The Florida Project owes some debt to Beasts of the Southern Wild, another audacious and free-flowing picture that relied almost exclusively on a natural environment and its inhabitants through the eyes of a child. In that film, the environment was the Southern bayou and a community cut off from the rest of the world by a Louisiana levee. Here, it is a stretch of highway miles from Orlando’s Disney World, where gift shops, liquor stores, time share scams and gaudy, low-end motels litter the strip. The motels are primarily housed by people who pay by the week (the unfortunate tourists did not look too closely at the promotional materials), and we are introduced to the milieu via the daily play of four young actors. They are the children of poor people who cannot care for them during the day, and they play largely unobserved, unhindered, wildly, and desperate for attention. That attention is given to them in a decent and caring manner by the motel manager, Willem Dafoe, who struggles to keep the right amount of emotional distance from the residents, almost all of whom are troubled or are going through tough times. He can barely disguise his affection for the children while at the same time maintaining order at his establishment, an order which includes forcing residents to spend a night away from the place at intermittent periods so they do not establish residency, and presumably, tenant rights.
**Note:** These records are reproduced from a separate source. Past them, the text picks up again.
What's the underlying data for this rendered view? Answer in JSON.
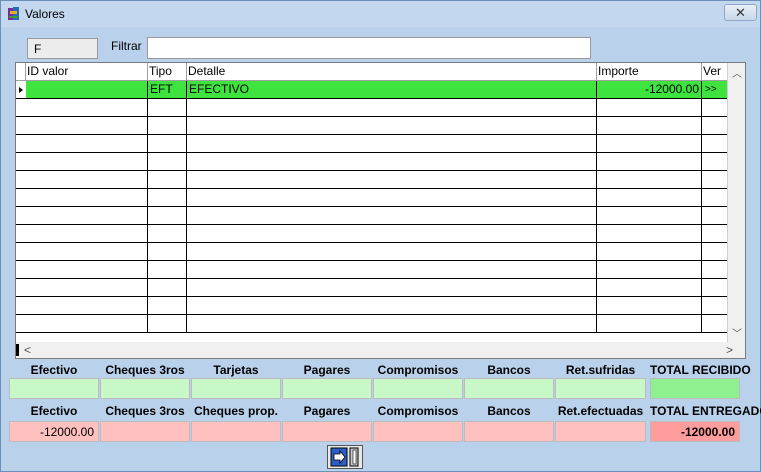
{
  "window": {
    "title": "Valores",
    "close_label": "✕"
  },
  "code_field": {
    "value": "F"
  },
  "filter": {
    "label": "Filtrar",
    "value": ""
  },
  "grid": {
    "columns": [
      "ID valor",
      "Tipo",
      "Detalle",
      "Importe",
      "Ver"
    ],
    "rows": [
      {
        "id": "",
        "tipo": "EFT",
        "detalle": "EFECTIVO",
        "importe": "-12000.00",
        "ver": ">>"
      }
    ],
    "empty_row_count": 13
  },
  "recibido": {
    "labels": [
      "Efectivo",
      "Cheques 3ros",
      "Tarjetas",
      "Pagares",
      "Compromisos",
      "Bancos",
      "Ret.sufridas",
      "TOTAL RECIBIDO"
    ],
    "values": [
      "",
      "",
      "",
      "",
      "",
      "",
      "",
      ""
    ]
  },
  "entregado": {
    "labels": [
      "Efectivo",
      "Cheques 3ros",
      "Cheques prop.",
      "Pagares",
      "Compromisos",
      "Bancos",
      "Ret.efectuadas",
      "TOTAL ENTREGADO"
    ],
    "values": [
      "-12000.00",
      "",
      "",
      "",
      "",
      "",
      "",
      "-12000.00"
    ]
  },
  "colors": {
    "selected_row": "#3ee33e",
    "recibido_box": "#c8f7c8",
    "entregado_box": "#ffc0c0"
  }
}
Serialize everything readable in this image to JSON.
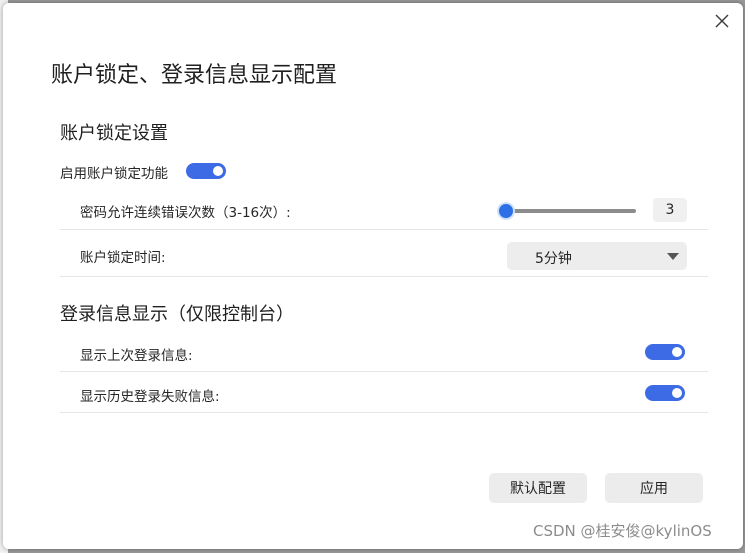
{
  "dialog": {
    "title": "账户锁定、登录信息显示配置",
    "close_icon": "close-icon"
  },
  "lock_section": {
    "title": "账户锁定设置",
    "enable_label": "启用账户锁定功能",
    "enable_on": true,
    "attempts_label": "密码允许连续错误次数（3-16次）:",
    "attempts_value": "3",
    "attempts_min": 3,
    "attempts_max": 16,
    "duration_label": "账户锁定时间:",
    "duration_value": "5分钟"
  },
  "login_section": {
    "title": "登录信息显示（仅限控制台）",
    "last_login_label": "显示上次登录信息:",
    "last_login_on": true,
    "failed_login_label": "显示历史登录失败信息:",
    "failed_login_on": true
  },
  "buttons": {
    "default_label": "默认配置",
    "apply_label": "应用"
  },
  "watermark": "CSDN @桂安俊@kylinOS",
  "colors": {
    "accent": "#3d6be5",
    "slider_handle": "#2d6fe4"
  }
}
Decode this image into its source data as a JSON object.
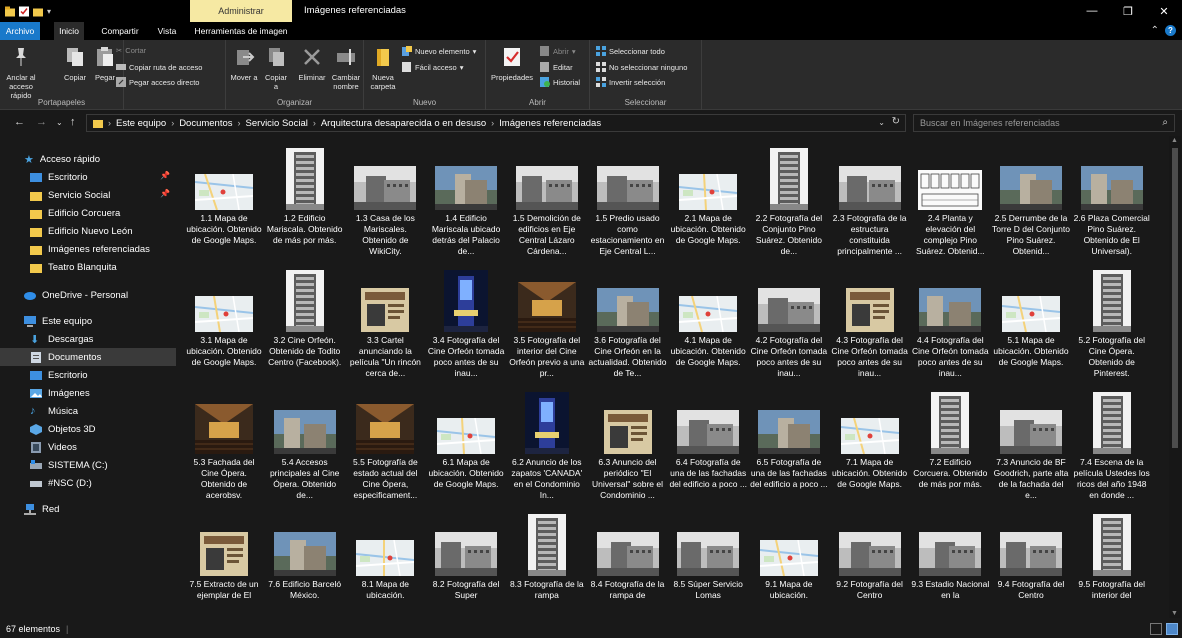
{
  "window": {
    "contextual_tab": "Administrar",
    "title": "Imágenes referenciadas",
    "controls": {
      "minimize": "—",
      "maximize": "❐",
      "close": "✕"
    }
  },
  "tabs": [
    "Archivo",
    "Inicio",
    "Compartir",
    "Vista",
    "Herramientas de imagen"
  ],
  "ribbon": {
    "portapapeles": {
      "label": "Portapapeles",
      "pin": "Anclar al acceso rápido",
      "copy": "Copiar",
      "paste": "Pegar",
      "cut": "Cortar",
      "copy_path": "Copiar ruta de acceso",
      "paste_shortcut": "Pegar acceso directo"
    },
    "organizar": {
      "label": "Organizar",
      "move": "Mover a",
      "copy_to": "Copiar a",
      "delete": "Eliminar",
      "rename": "Cambiar nombre"
    },
    "nuevo": {
      "label": "Nuevo",
      "new_folder": "Nueva carpeta",
      "new_item": "Nuevo elemento",
      "easy_access": "Fácil acceso"
    },
    "abrir": {
      "label": "Abrir",
      "properties": "Propiedades",
      "open": "Abrir",
      "edit": "Editar",
      "history": "Historial"
    },
    "seleccionar": {
      "label": "Seleccionar",
      "select_all": "Seleccionar todo",
      "select_none": "No seleccionar ninguno",
      "invert": "Invertir selección"
    }
  },
  "address": {
    "crumbs": [
      "Este equipo",
      "Documentos",
      "Servicio Social",
      "Arquitectura desaparecida o en desuso",
      "Imágenes referenciadas"
    ],
    "search_placeholder": "Buscar en Imágenes referenciadas"
  },
  "nav": {
    "quick_access": "Acceso rápido",
    "quick_items": [
      "Escritorio",
      "Servicio Social",
      "Edificio Corcuera",
      "Edificio Nuevo León",
      "Imágenes referenciadas",
      "Teatro Blanquita"
    ],
    "onedrive": "OneDrive - Personal",
    "this_pc": "Este equipo",
    "pc_items": [
      "Descargas",
      "Documentos",
      "Escritorio",
      "Imágenes",
      "Música",
      "Objetos 3D",
      "Videos",
      "SISTEMA (C:)",
      "#NSC (D:)"
    ],
    "network": "Red"
  },
  "files": [
    {
      "caption": "1.1 Mapa de ubicación. Obtenido de Google Maps.",
      "kind": "map"
    },
    {
      "caption": "1.2 Edificio Mariscala. Obtenido de más por más.",
      "kind": "tall"
    },
    {
      "caption": "1.3 Casa de los Mariscales. Obtenido de WikiCity.",
      "kind": "bw"
    },
    {
      "caption": "1.4 Edificio Mariscala ubicado detrás del Palacio de...",
      "kind": "photo"
    },
    {
      "caption": "1.5 Demolición de edificios en Eje Central Lázaro Cárdena...",
      "kind": "bw"
    },
    {
      "caption": "1.5 Predio usado como estacionamiento en Eje Central L...",
      "kind": "bw"
    },
    {
      "caption": "2.1 Mapa de ubicación. Obtenido de Google Maps.",
      "kind": "map"
    },
    {
      "caption": "2.2 Fotografía del Conjunto Pino Suárez. Obtenido de...",
      "kind": "tall"
    },
    {
      "caption": "2.3 Fotografía de la estructura constituida principalmente ...",
      "kind": "bw"
    },
    {
      "caption": "2.4 Planta y elevación del complejo Pino Suárez. Obtenid...",
      "kind": "plan"
    },
    {
      "caption": "2.5 Derrumbe de la Torre D del Conjunto Pino Suárez. Obtenid...",
      "kind": "photo"
    },
    {
      "caption": "2.6 Plaza Comercial Pino Suárez. Obtenido de El Universal).",
      "kind": "photo"
    },
    {
      "caption": "3.1 Mapa de ubicación. Obtenido de Google Maps.",
      "kind": "map"
    },
    {
      "caption": "3.2 Cine Orfeón. Obtenido de Todito Centro (Facebook).",
      "kind": "tall"
    },
    {
      "caption": "3.3 Cartel anunciando la película \"Un rincón cerca de...",
      "kind": "poster"
    },
    {
      "caption": "3.4 Fotografía del Cine Orfeón tomada poco antes de su inau...",
      "kind": "night"
    },
    {
      "caption": "3.5 Fotografía del interior del Cine Orfeón previo a una pr...",
      "kind": "interior"
    },
    {
      "caption": "3.6 Fotografía del Cine Orfeón en la actualidad. Obtenido de Te...",
      "kind": "photo"
    },
    {
      "caption": "4.1 Mapa de ubicación. Obtenido de Google Maps.",
      "kind": "map"
    },
    {
      "caption": "4.2 Fotografía del Cine Orfeón tomada poco antes de su inau...",
      "kind": "bw"
    },
    {
      "caption": "4.3 Fotografía del Cine Orfeón tomada poco antes de su inau...",
      "kind": "poster"
    },
    {
      "caption": "4.4 Fotografía del Cine Orfeón tomada poco antes de su inau...",
      "kind": "photo"
    },
    {
      "caption": "5.1 Mapa de ubicación. Obtenido de Google Maps.",
      "kind": "map"
    },
    {
      "caption": "5.2 Fotografía del Cine Ópera. Obtenido de Pinterest.",
      "kind": "tall"
    },
    {
      "caption": "5.3 Fachada del Cine Ópera. Obtenido de acerobsv.",
      "kind": "interior"
    },
    {
      "caption": "5.4 Accesos principales al Cine Ópera. Obtenido de...",
      "kind": "photo"
    },
    {
      "caption": "5.5 Fotografía de estado actual del Cine Ópera, especificament...",
      "kind": "interior"
    },
    {
      "caption": "6.1 Mapa de ubicación. Obtenido de Google Maps.",
      "kind": "map"
    },
    {
      "caption": "6.2 Anuncio de los zapatos 'CANADA' en el Condominio In...",
      "kind": "night"
    },
    {
      "caption": "6.3 Anuncio del periódico \"El Universal\" sobre el Condominio ...",
      "kind": "poster"
    },
    {
      "caption": "6.4 Fotografía de una de las fachadas del edificio a poco ...",
      "kind": "bw"
    },
    {
      "caption": "6.5 Fotografía de una de las fachadas del edificio a poco ...",
      "kind": "photo"
    },
    {
      "caption": "7.1 Mapa de ubicación. Obtenido de Google Maps.",
      "kind": "map"
    },
    {
      "caption": "7.2 Edificio Corcuera. Obtenido de más por más.",
      "kind": "tall"
    },
    {
      "caption": "7.3 Anuncio de BF Goodrich, parte alta de la fachada del e...",
      "kind": "bw"
    },
    {
      "caption": "7.4 Escena de la película Ustedes los ricos del año 1948 en donde ...",
      "kind": "tall"
    },
    {
      "caption": "7.5 Extracto de un ejemplar de El",
      "kind": "poster"
    },
    {
      "caption": "7.6 Edificio Barceló México.",
      "kind": "photo"
    },
    {
      "caption": "8.1 Mapa de ubicación.",
      "kind": "map"
    },
    {
      "caption": "8.2 Fotografía del Super",
      "kind": "bw"
    },
    {
      "caption": "8.3 Fotografía de la rampa",
      "kind": "tall"
    },
    {
      "caption": "8.4 Fotografía de la rampa de",
      "kind": "bw"
    },
    {
      "caption": "8.5 Súper Servicio Lomas",
      "kind": "bw"
    },
    {
      "caption": "9.1 Mapa de ubicación.",
      "kind": "map"
    },
    {
      "caption": "9.2 Fotografía del Centro",
      "kind": "bw"
    },
    {
      "caption": "9.3 Estadio Nacional en la",
      "kind": "bw"
    },
    {
      "caption": "9.4 Fotografía del Centro",
      "kind": "bw"
    },
    {
      "caption": "9.5 Fotografía del interior del",
      "kind": "tall"
    }
  ],
  "status": {
    "count": "67 elementos"
  },
  "colors": {
    "accent": "#1979ca",
    "contextual": "#f6e9a3",
    "folder": "#f2c94c"
  }
}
I understand the child actors were for the most part amateurs, and the decision to use them was keen. The best child actors lack the affectation and self knowledge you often find at its worst on Nickelodeon or in precocious children who watch too much of it. These children are so natural, the film nearly veers into documentary, making their plight all the more harrowing and their story all the more compelling. Brooklyn Prince, the leader of the kids, is seven years old, and she is mesmerizing.
Dafoe, who is nominated for best supporting actor, delivers a dignified, quiet and measured performance, but the film is stolen by Bria Vinatae, who plays the single mother of one of the children. She is a child herself, wholly ill-equipped to raise one of her own, yet fiercely loving and resourceful.
Director Sean Baker (Tangerine) eschews a traditional narrative, opting for a languorous approach that mirrors the hot summer days depicted in the film. The effect is to embed the viewer with the children and their community, which heightens what you feel for these kids. Yet, there is not a single maudlin or false note.
Best film of the year.